According to STR, Inc., Super Bowl 50 weekend hotel rates in San Francisco and San Jose, California, were the highest of any of the past six Super Bowl host markets.
The San Francisco market includes areas to the south and the north of the city, while the San Jose market includes Palo Alto, Santa Clara, Sunnyvale and Santa Cruz.
Combined, absolute average daily rate for 5-7 February reached US$402.60 in the two markets. The next closest ADR for a Super Bowl host market from the previous five years was New Orleans, Louisiana, in 2013 (US$393.04).
During the same three days for the San Francisco/San Jose combined markets, occupancy was reported at 77.1% for Super Bowl 50. That absolute level was the second lowest among the past six Super Bowl host markets, ahead of only New York/New Jersey (70.6%), which hosted the event in 2014.
"For a Super Bowl, San Francisco is a geographically broad location that usually runs at high occupancy levels," said Carter Wilson, director of STR Analytics. "So much like New York City in 2014, the impact from the event was likely to be lessened. Rate gains were impressive, especially in the city of San Francisco, but for the broader markets, the impact from the two weeks of Super Bowl activity was below the average of the last five host markets."
Overall, Super Bowl weekend revenue per available room for San Francisco and San Jose was 233.9% higher in year-over-year comparisons.

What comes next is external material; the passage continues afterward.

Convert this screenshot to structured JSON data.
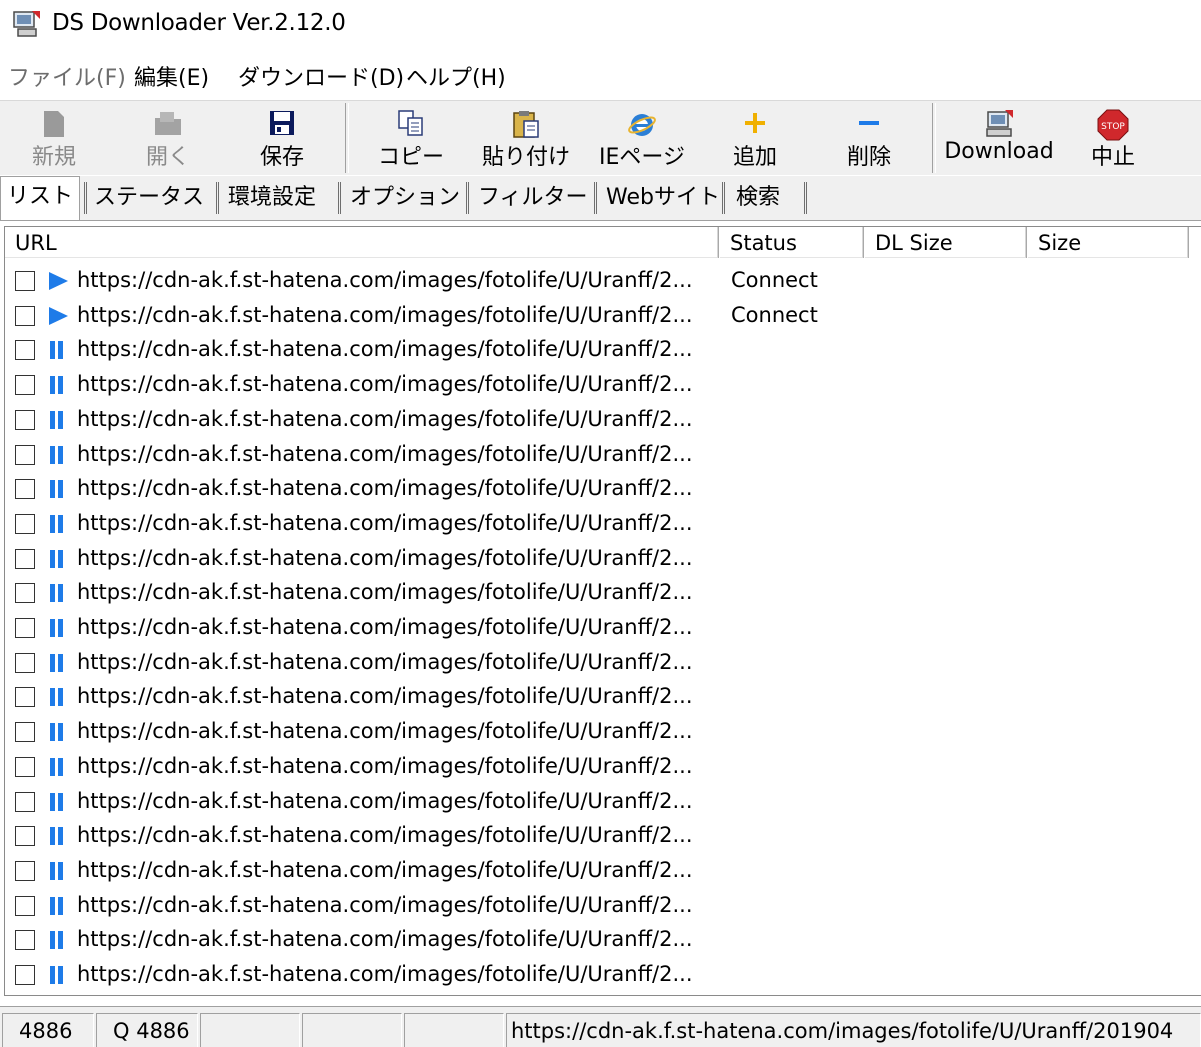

For the two weeks leading up to and including the event, RevPAR increased 34.3%. Of the past six Super Bowl host markets, only New York/New Jersey in 2014 saw less RevPAR impact (+24.2%) for the two weeks of Super Bowl activity.

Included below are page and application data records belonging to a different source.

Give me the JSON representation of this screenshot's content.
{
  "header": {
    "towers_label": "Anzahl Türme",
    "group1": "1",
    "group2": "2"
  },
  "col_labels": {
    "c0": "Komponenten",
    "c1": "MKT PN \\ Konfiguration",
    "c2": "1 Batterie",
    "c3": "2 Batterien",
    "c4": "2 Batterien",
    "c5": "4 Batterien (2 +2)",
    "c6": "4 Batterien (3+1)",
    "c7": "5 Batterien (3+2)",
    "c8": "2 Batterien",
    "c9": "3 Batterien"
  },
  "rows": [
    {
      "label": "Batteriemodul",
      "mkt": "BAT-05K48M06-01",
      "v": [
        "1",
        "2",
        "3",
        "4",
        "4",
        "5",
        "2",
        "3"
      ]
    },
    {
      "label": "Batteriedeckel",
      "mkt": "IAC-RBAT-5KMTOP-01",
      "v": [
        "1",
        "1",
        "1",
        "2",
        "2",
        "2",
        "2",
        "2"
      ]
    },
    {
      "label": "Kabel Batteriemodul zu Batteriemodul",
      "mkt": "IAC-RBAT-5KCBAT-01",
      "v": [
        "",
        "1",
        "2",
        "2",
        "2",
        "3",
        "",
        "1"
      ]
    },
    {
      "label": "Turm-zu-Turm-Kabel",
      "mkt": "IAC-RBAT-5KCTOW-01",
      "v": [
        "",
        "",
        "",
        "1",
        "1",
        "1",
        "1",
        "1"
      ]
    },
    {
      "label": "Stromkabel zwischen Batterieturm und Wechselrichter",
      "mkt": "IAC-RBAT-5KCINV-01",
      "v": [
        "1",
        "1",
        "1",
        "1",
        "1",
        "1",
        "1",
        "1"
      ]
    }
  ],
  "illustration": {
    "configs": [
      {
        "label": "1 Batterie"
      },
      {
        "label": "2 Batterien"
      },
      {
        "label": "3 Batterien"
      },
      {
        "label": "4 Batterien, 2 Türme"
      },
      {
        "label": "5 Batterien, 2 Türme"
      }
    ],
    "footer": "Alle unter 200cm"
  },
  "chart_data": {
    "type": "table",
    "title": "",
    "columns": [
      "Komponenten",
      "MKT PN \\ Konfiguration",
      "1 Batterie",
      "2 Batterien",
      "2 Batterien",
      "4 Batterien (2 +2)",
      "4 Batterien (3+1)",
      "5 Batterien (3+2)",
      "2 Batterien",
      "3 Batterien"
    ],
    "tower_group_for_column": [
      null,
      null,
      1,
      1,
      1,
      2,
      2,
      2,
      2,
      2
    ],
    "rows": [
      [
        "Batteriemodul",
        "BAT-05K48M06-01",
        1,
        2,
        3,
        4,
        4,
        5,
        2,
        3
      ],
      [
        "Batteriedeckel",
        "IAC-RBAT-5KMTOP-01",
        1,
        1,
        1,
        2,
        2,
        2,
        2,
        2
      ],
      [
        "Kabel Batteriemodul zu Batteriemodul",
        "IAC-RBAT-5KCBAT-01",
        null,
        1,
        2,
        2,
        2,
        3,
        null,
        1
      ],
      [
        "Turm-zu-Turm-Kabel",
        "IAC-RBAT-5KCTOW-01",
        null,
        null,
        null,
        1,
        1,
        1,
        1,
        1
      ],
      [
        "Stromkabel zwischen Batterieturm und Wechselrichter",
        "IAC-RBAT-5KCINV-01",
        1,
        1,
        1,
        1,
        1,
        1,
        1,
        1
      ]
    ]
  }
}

"Breaking it down further, the highest RevPAR figures were recorded in the city of San Francisco, rather than 40 miles south where the game was actually played," Wilson said. "There was more interest in being near where all of the ancillary events were being held than being proximate to the stadium itself.

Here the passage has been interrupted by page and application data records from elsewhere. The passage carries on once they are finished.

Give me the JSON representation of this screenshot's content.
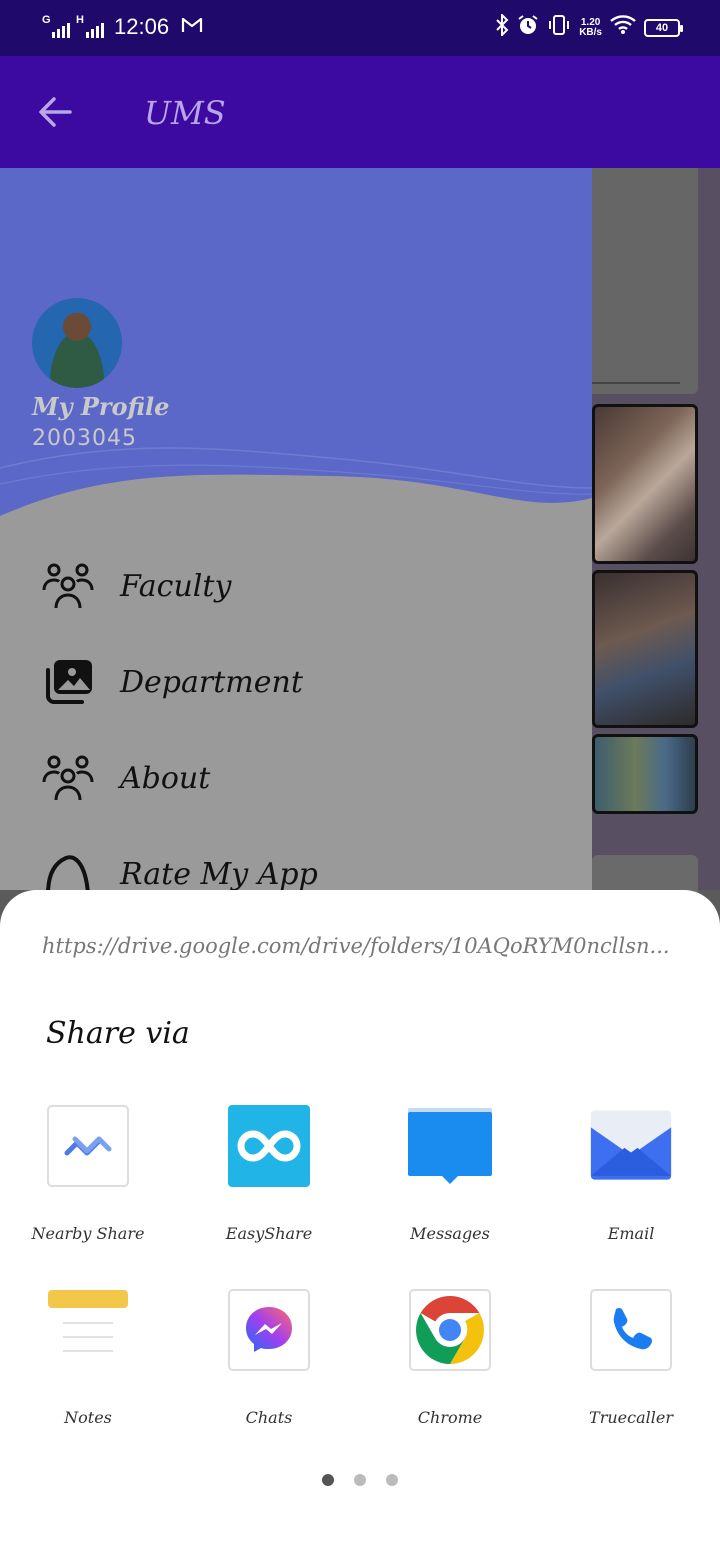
{
  "status_bar": {
    "sim1_label": "G",
    "sim2_label": "H",
    "time": "12:06",
    "mail_icon": "gmail-icon",
    "speed_value": "1.20",
    "speed_unit": "KB/s",
    "battery": "40"
  },
  "app_bar": {
    "back_icon": "arrow-left-icon",
    "title": "UMS",
    "background": "#3c0aa0"
  },
  "drawer": {
    "profile_name": "My Profile",
    "profile_id": "2003045",
    "header_color": "#5b68c8",
    "items": [
      {
        "label": "Faculty",
        "icon": "people-group-icon"
      },
      {
        "label": "Department",
        "icon": "photo-library-icon"
      },
      {
        "label": "About",
        "icon": "people-group-icon"
      },
      {
        "label": "Rate My App",
        "icon": "rate-app-icon"
      }
    ]
  },
  "share_sheet": {
    "url": "https://drive.google.com/drive/folders/10AQoRYM0ncllsn...",
    "title": "Share via",
    "apps": [
      {
        "label": "Nearby Share",
        "icon": "nearby-share-icon"
      },
      {
        "label": "EasyShare",
        "icon": "easyshare-icon"
      },
      {
        "label": "Messages",
        "icon": "messages-icon"
      },
      {
        "label": "Email",
        "icon": "email-icon"
      },
      {
        "label": "Notes",
        "icon": "notes-icon"
      },
      {
        "label": "Chats",
        "icon": "messenger-icon"
      },
      {
        "label": "Chrome",
        "icon": "chrome-icon"
      },
      {
        "label": "Truecaller",
        "icon": "truecaller-icon"
      }
    ],
    "page_count": 3,
    "current_page": 1
  }
}
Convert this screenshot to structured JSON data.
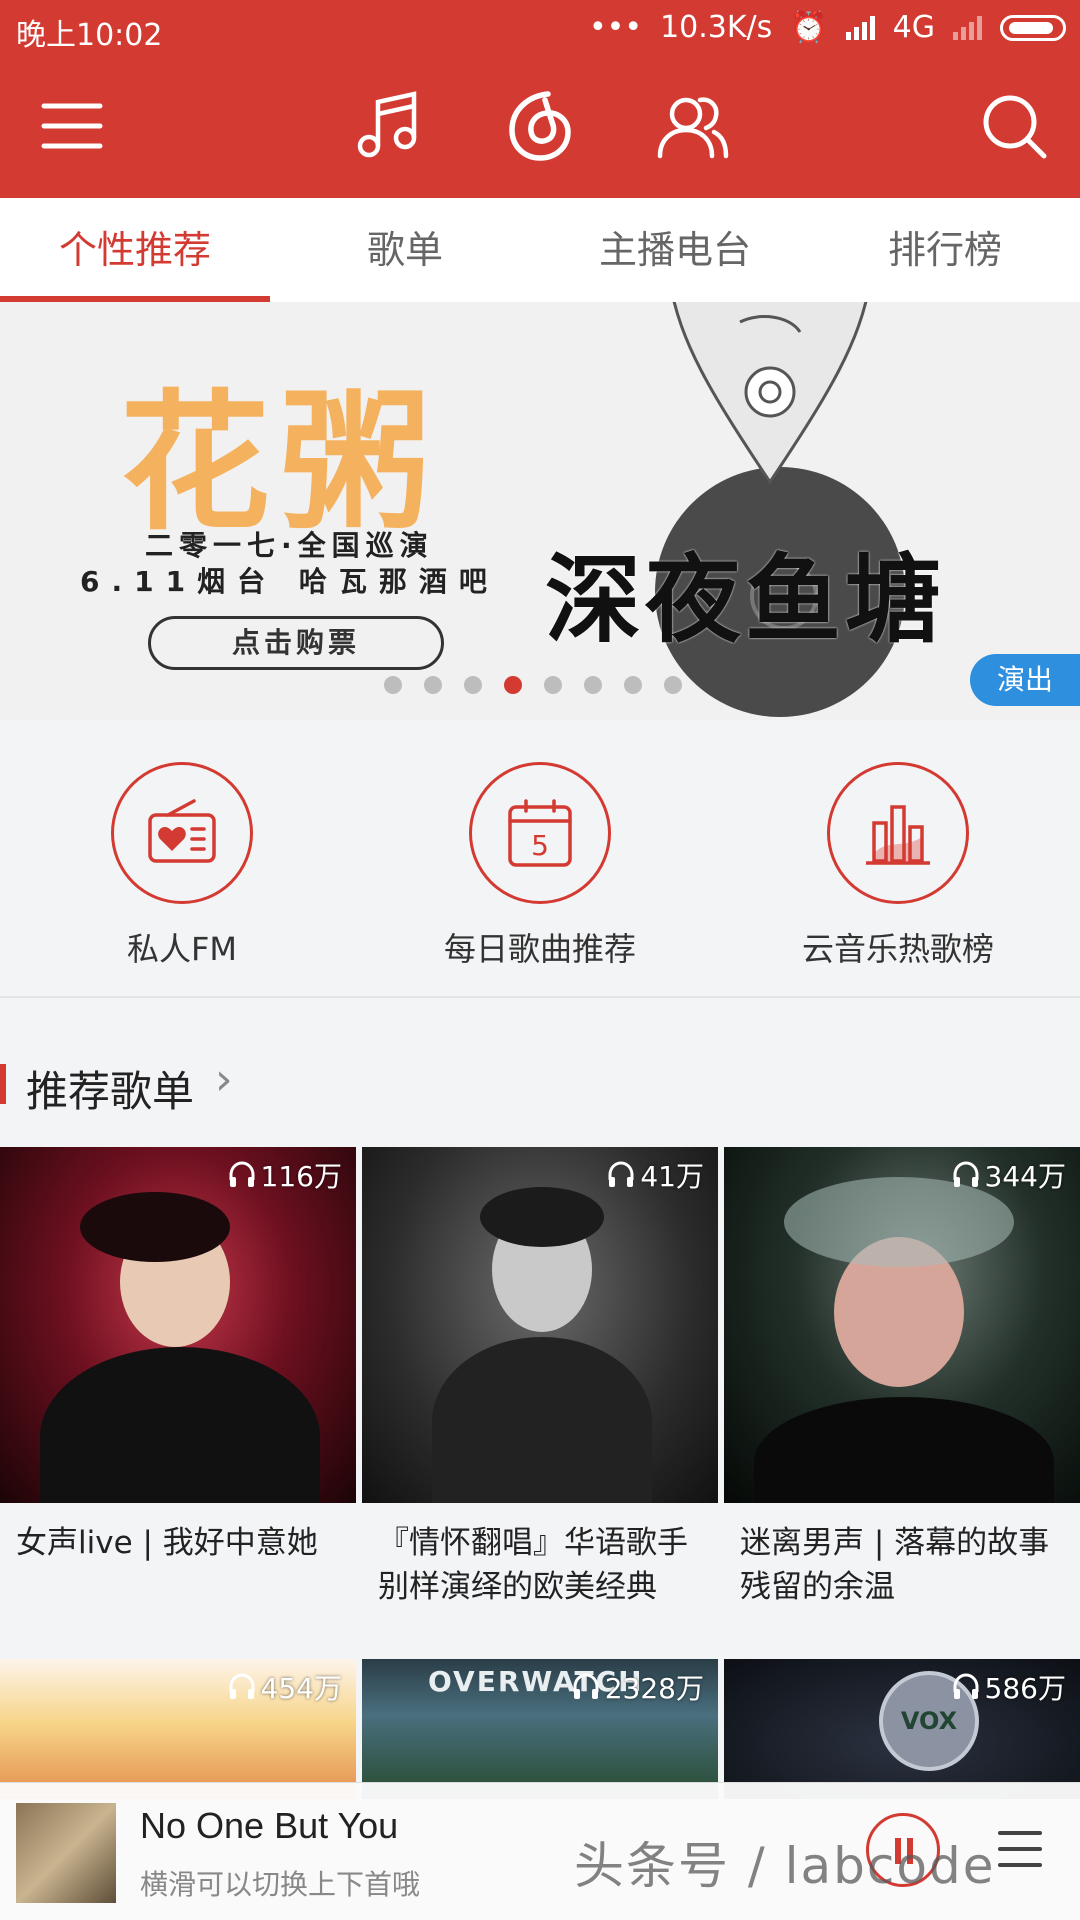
{
  "status_bar": {
    "time": "晚上10:02",
    "dots": "•••",
    "speed": "10.3K/s",
    "network": "4G"
  },
  "top_bar": {
    "icons": [
      "menu-icon",
      "music-icon",
      "netease-logo-icon",
      "friends-icon",
      "search-icon"
    ]
  },
  "tabs": [
    "个性推荐",
    "歌单",
    "主播电台",
    "排行榜"
  ],
  "banner": {
    "title": "花粥",
    "line1": "二零一七·全国巡演",
    "line2": "6.11烟台 哈瓦那酒吧",
    "button": "点击购票",
    "calligraphy": "深夜鱼塘",
    "badge": "演出",
    "page_count": 8,
    "active_page": 4
  },
  "quick_entries": [
    {
      "label": "私人FM",
      "icon": "radio-icon"
    },
    {
      "label": "每日歌曲推荐",
      "icon": "calendar-icon",
      "calendar_day": "5"
    },
    {
      "label": "云音乐热歌榜",
      "icon": "chart-icon"
    }
  ],
  "section": {
    "title": "推荐歌单",
    "arrow": "›"
  },
  "playlists": [
    {
      "count": "116万",
      "name": "女声live | 我好中意她"
    },
    {
      "count": "41万",
      "name": "『情怀翻唱』华语歌手别样演绎的欧美经典"
    },
    {
      "count": "344万",
      "name": "迷离男声 | 落幕的故事残留的余温"
    },
    {
      "count": "454万",
      "name": ""
    },
    {
      "count": "2328万",
      "name": "",
      "cover_text": "OVERWATCH"
    },
    {
      "count": "586万",
      "name": "",
      "cover_text": "VOX"
    }
  ],
  "player": {
    "song": "No One But You",
    "hint": "横滑可以切换上下首哦"
  },
  "watermark": "头条号 / labcode",
  "colors": {
    "brand": "#d33a31",
    "badge": "#2d8fde"
  }
}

"During the same two weeks in 2015, San Francisco and San Jose were fairly busy with occupancy at 74.5%," Wilson said. "That makes gains tougher to come by, but it is interesting that the combined markets reported rates roughly 34% higher with almost no growth in occupancy."